Stored entries:
=== Begin Enclosure ===

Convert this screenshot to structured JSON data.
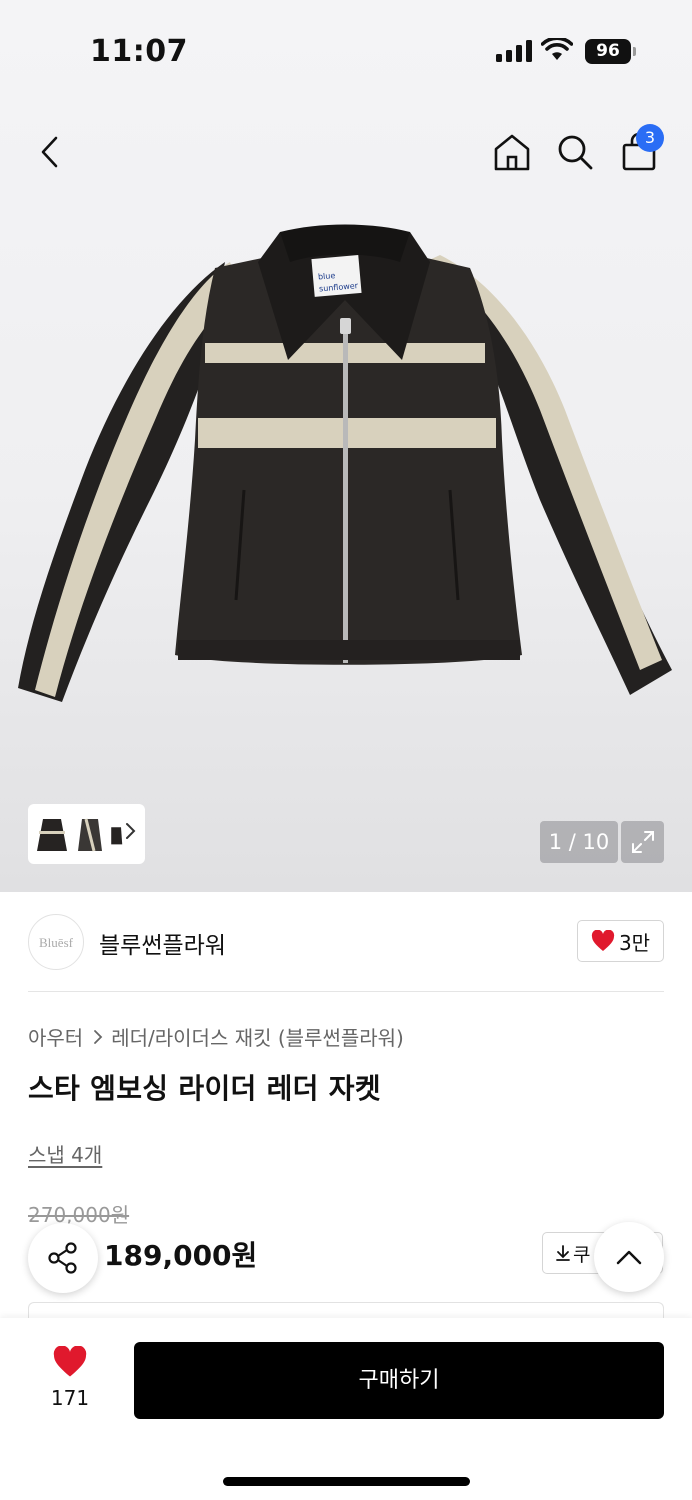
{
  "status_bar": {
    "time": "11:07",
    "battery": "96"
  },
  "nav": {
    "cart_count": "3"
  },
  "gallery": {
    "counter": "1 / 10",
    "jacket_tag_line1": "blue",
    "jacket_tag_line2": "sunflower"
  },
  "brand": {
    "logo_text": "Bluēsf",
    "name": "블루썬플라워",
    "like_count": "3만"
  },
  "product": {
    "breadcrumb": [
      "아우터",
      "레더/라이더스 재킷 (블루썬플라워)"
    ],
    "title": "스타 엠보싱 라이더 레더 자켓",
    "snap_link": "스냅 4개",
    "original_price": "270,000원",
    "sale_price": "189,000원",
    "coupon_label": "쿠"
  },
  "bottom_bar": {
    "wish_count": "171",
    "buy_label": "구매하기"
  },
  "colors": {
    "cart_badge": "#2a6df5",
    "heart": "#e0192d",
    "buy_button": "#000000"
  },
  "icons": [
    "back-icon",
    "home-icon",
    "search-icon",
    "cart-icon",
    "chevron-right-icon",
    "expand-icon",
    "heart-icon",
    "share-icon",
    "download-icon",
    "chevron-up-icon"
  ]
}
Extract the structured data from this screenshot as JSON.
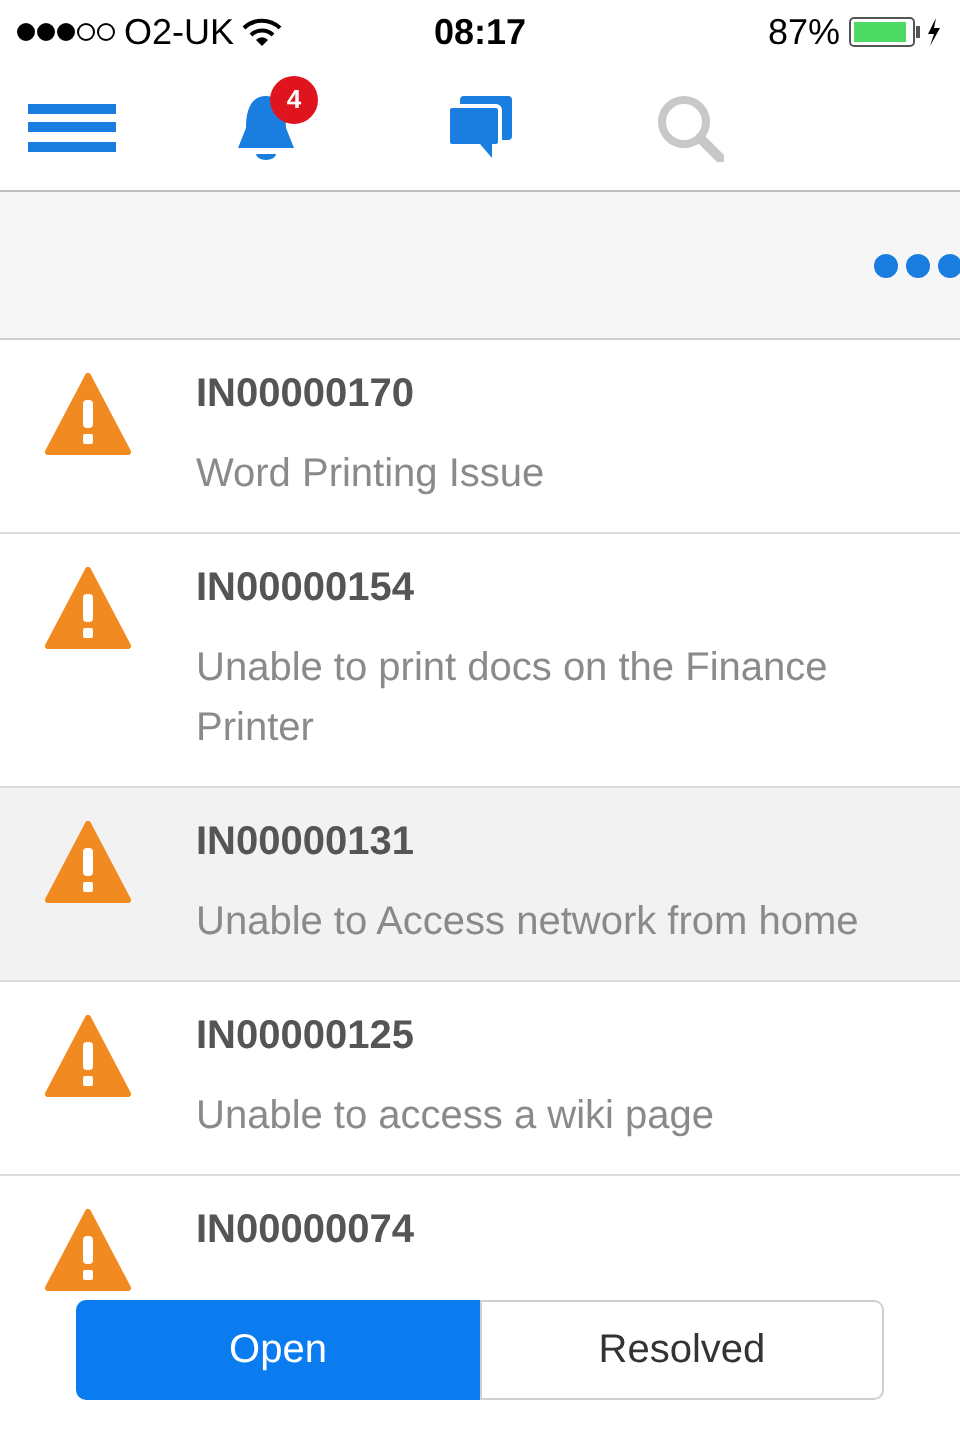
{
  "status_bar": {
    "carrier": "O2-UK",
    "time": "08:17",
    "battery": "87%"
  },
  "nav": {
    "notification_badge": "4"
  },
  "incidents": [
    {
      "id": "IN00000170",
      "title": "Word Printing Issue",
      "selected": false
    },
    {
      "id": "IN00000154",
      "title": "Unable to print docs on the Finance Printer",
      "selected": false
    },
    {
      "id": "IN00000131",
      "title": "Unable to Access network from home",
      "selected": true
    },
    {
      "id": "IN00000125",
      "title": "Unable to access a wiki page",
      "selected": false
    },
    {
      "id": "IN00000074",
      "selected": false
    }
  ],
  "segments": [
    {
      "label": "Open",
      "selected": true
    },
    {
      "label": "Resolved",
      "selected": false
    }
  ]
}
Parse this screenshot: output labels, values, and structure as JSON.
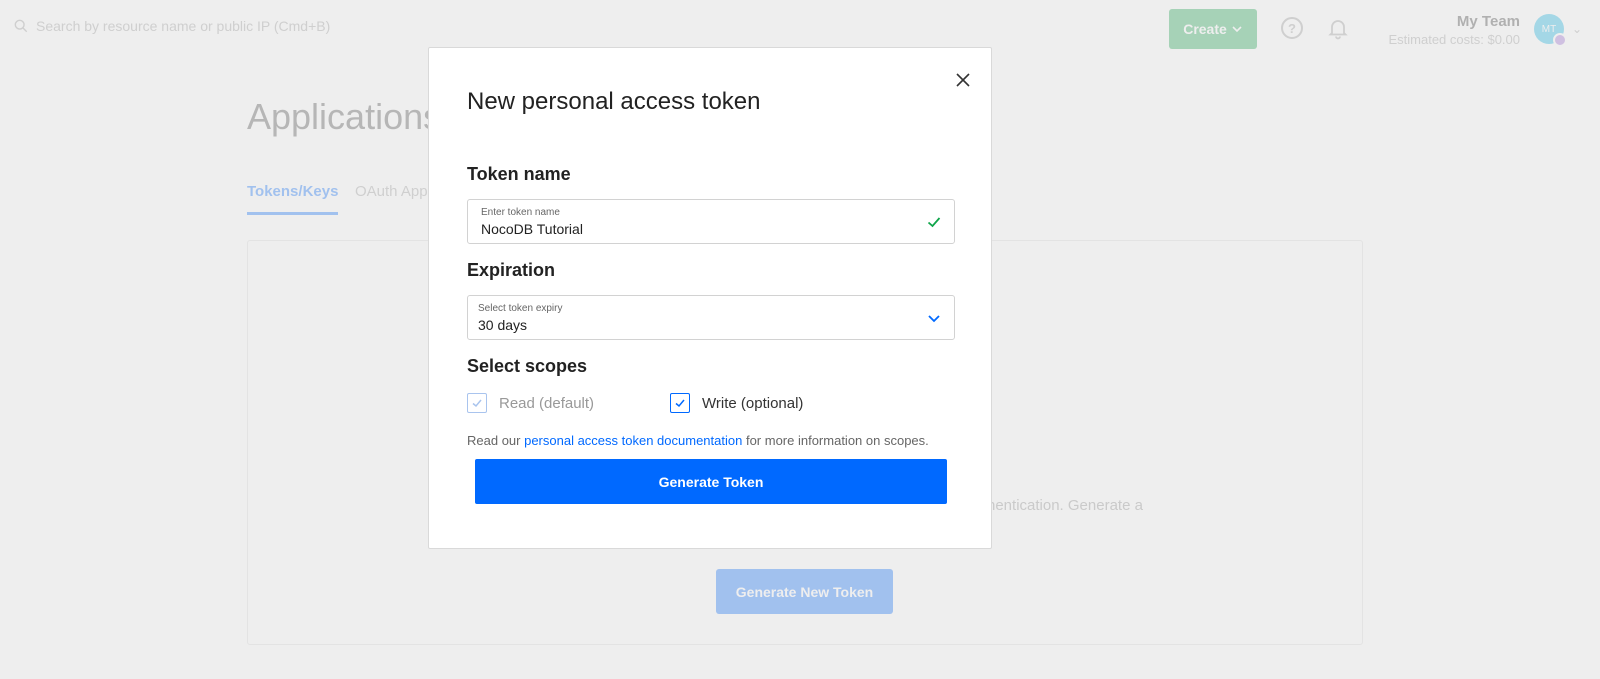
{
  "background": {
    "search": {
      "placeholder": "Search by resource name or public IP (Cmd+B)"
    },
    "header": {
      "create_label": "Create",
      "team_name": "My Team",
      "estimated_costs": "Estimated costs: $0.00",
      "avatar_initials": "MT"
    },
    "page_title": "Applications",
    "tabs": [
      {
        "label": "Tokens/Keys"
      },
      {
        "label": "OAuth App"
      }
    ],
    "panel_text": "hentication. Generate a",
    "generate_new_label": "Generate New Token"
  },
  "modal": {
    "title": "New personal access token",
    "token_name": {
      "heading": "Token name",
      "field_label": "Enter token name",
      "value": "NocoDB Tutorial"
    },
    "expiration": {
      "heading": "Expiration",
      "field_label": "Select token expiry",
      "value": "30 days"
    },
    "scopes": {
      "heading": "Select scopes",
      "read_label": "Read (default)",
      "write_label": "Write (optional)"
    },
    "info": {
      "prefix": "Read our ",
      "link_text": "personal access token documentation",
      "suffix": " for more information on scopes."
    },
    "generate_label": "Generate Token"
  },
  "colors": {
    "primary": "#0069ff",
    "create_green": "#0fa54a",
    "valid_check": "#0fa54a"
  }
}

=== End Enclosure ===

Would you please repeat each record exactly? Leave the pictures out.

● YOUR RESPONSE
Convert this screenshot to structured JSON data.
{
  "status_bar": {
    "time": "11:07",
    "battery": "96"
  },
  "nav": {
    "cart_count": "3"
  },
  "gallery": {
    "counter": "1 / 10",
    "jacket_tag_line1": "blue",
    "jacket_tag_line2": "sunflower"
  },
  "brand": {
    "logo_text": "Bluēsf",
    "name": "블루썬플라워",
    "like_count": "3만"
  },
  "product": {
    "breadcrumb": [
      "아우터",
      "레더/라이더스 재킷 (블루썬플라워)"
    ],
    "title": "스타 엠보싱 라이더 레더 자켓",
    "snap_link": "스냅 4개",
    "original_price": "270,000원",
    "sale_price": "189,000원",
    "coupon_label": "쿠"
  },
  "bottom_bar": {
    "wish_count": "171",
    "buy_label": "구매하기"
  },
  "colors": {
    "cart_badge": "#2a6df5",
    "heart": "#e0192d",
    "buy_button": "#000000"
  },
  "icons": [
    "back-icon",
    "home-icon",
    "search-icon",
    "cart-icon",
    "chevron-right-icon",
    "expand-icon",
    "heart-icon",
    "share-icon",
    "download-icon",
    "chevron-up-icon"
  ]
}
Extract the structured data from this screenshot as JSON.
{
  "status_bar": {
    "carrier": "O2-UK",
    "time": "08:17",
    "battery": "87%"
  },
  "nav": {
    "notification_badge": "4"
  },
  "incidents": [
    {
      "id": "IN00000170",
      "title": "Word Printing Issue",
      "selected": false
    },
    {
      "id": "IN00000154",
      "title": "Unable to print docs on the Finance Printer",
      "selected": false
    },
    {
      "id": "IN00000131",
      "title": "Unable to Access network from home",
      "selected": true
    },
    {
      "id": "IN00000125",
      "title": "Unable to access a wiki page",
      "selected": false
    },
    {
      "id": "IN00000074",
      "selected": false
    }
  ],
  "segments": [
    {
      "label": "Open",
      "selected": true
    },
    {
      "label": "Resolved",
      "selected": false
    }
  ]
}
Parse this screenshot: output labels, values, and structure as JSON.
{
  "background": {
    "search": {
      "placeholder": "Search by resource name or public IP (Cmd+B)"
    },
    "header": {
      "create_label": "Create",
      "team_name": "My Team",
      "estimated_costs": "Estimated costs: $0.00",
      "avatar_initials": "MT"
    },
    "page_title": "Applications",
    "tabs": [
      {
        "label": "Tokens/Keys"
      },
      {
        "label": "OAuth App"
      }
    ],
    "panel_text": "hentication. Generate a",
    "generate_new_label": "Generate New Token"
  },
  "modal": {
    "title": "New personal access token",
    "token_name": {
      "heading": "Token name",
      "field_label": "Enter token name",
      "value": "NocoDB Tutorial"
    },
    "expiration": {
      "heading": "Expiration",
      "field_label": "Select token expiry",
      "value": "30 days"
    },
    "scopes": {
      "heading": "Select scopes",
      "read_label": "Read (default)",
      "write_label": "Write (optional)"
    },
    "info": {
      "prefix": "Read our ",
      "link_text": "personal access token documentation",
      "suffix": " for more information on scopes."
    },
    "generate_label": "Generate Token"
  },
  "colors": {
    "primary": "#0069ff",
    "create_green": "#0fa54a",
    "valid_check": "#0fa54a"
  }
}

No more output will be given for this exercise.